Common handler properties

This page covers the common set of properties all gesture handler components expose.

Units

All handler component properties and event attributes that represent onscreen dimensions are expressed in screen density independent units we refer to as "points". These are the units commonly used in React Native ecosystem (e.g. in the layout system). They do not map directly to physical pixels but instead to iOS's points and to dp units on Android.

Properties

This section describes properties that can be used with all gesture handler components:

enabled

Accepts a boolean value. Indicates whether the given handler should be analyzing stream of touch events or not. When set to false we can be sure that the handler's state will never become ACTIVE. If the value gets updated while the handler already started recognizing a gesture, then the handler's state it will immediately change to FAILED or CANCELLED (depending on its current state). Default value is true.

shouldCancelWhenOutside

Accepts a boolean value. When true the handler will cancel or fail recognition (depending on its current state) whenever the finger leaves the area of the connected view. Default value of this property is different depending on the handler type. Most handlers' shouldCancelWhenOutside property defaults to false except for the LongPressGestureHandler and TapGestureHandler which default to true.

simultaneousHandlers

Accepts a react ref object or an array of refs to other handler components (refs should be created using React.createRef()). When set, the handler will be allowed to activate even if one or more of the handlers provided by their refs are in an ACTIVE state. It will also prevent the provided handlers from cancelling the current handler when they activate. Read more in the cross handler interaction section.

waitFor

Accepts a react ref object or an array of refs to other handler components (refs should be created using React.createRef()). When set the handler will not activate as long as the handlers provided by their refs are in the BEGAN state. Read more in the cross handler interaction section.

hitSlop

This parameter enables control over what part of the connected view area can be used to begin recognizing the gesture. When a negative number is provided the bounds of the view will reduce the area by the given number of points in each of the sides evenly.

Instead you can pass an object to specify how each boundary side should be reduced by providing different number of points for left, right, top or bottom sides. You can alternatively provide horizontal or vertical instead of specifying directly left, right or top and bottom. Finally, the object can also take width and height attributes. When width is set it is only allow to specify one of the sides right or left. Similarly when height is provided only top or bottom can be set. Specifying width or height is useful if we only want the gesture to activate on the edge of the view. In which case for example we can set left: 0 and width: 20 which would make it possible for the gesture to be recognize when started no more than 20 points from the left edge.

IMPORTANT: Note that this parameter is primarily designed to reduce the area where gesture can activate. Hence it is only supported for all the values (except width and height) to be non positive (0 or lower). Although on Android it is supported for the values to also be positive and therefore allow to expand beyond view bounds but not further than the parent view bounds. To achieve this effect on both platforms you can use React Native's View hitSlop property.

onGestureEvent

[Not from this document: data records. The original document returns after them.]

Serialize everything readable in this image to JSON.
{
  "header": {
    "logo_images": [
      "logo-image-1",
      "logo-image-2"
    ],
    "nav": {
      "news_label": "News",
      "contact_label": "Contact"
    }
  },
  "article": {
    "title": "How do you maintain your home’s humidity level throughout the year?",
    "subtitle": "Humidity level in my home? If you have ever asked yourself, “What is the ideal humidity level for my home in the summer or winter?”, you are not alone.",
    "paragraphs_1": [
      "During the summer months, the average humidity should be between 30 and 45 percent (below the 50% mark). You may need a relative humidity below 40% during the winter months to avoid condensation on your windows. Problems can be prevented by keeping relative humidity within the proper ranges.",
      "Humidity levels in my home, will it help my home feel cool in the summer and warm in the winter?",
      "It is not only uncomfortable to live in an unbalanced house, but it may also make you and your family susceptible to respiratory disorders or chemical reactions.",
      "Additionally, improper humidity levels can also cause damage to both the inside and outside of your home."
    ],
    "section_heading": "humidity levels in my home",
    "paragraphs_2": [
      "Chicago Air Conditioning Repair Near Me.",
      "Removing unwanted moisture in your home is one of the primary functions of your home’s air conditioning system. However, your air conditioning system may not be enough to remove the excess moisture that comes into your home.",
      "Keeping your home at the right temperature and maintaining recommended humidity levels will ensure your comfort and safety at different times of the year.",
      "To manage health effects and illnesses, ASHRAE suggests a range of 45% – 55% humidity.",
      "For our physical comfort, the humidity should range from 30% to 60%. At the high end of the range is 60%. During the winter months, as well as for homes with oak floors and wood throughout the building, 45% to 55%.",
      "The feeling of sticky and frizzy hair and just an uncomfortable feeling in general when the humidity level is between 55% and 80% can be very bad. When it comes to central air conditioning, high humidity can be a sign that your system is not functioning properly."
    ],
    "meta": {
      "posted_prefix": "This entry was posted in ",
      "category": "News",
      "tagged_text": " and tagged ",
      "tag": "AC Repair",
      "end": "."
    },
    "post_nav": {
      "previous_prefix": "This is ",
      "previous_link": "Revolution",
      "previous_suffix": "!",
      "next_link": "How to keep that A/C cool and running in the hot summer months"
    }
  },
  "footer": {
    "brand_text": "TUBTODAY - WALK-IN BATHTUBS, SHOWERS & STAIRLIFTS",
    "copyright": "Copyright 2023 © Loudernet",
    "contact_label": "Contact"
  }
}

Takes a callback that is going to be triggered for each subsequent touch event while the handler is in an ACTIVE state. Event payload depends on the particular handler type. Common set of event data attributes is documented below and handler specific attributes are documented on the corresponding handler pages. E.g. event payload for PinchGestureHandler contains scale attribute that represents how the distance between fingers changed since when the gesture started.

Instead of a callback Animated.event object can be used. Also Animated events with useNativeDriver flag enabled are fully supported.

onHandlerStateChange

Takes a callback that is going to be triggered when state of the given handler changes.

The event payload contains the same payload as in case of onGestureEvent including handler specific event attributes some handlers may provide.

In addition onHandlerStateChange event payload contains oldState attribute which represents the state of the handler right before the change.

Instead of a callback Animated.event object can be used. Also Animated events with useNativeDriver flag enabled are fully supported.

Event data

This section describes the attributes of event object being provided to onGestureEvent and onHandlerStateChange callbacks:

state

Current state of the handler. Expressed as one of the constants exported under State object by the library. Refer to the section about handler state to learn more about how to use it.

numberOfPointers

Represents the number of pointers (fingers) currently placed on the screen.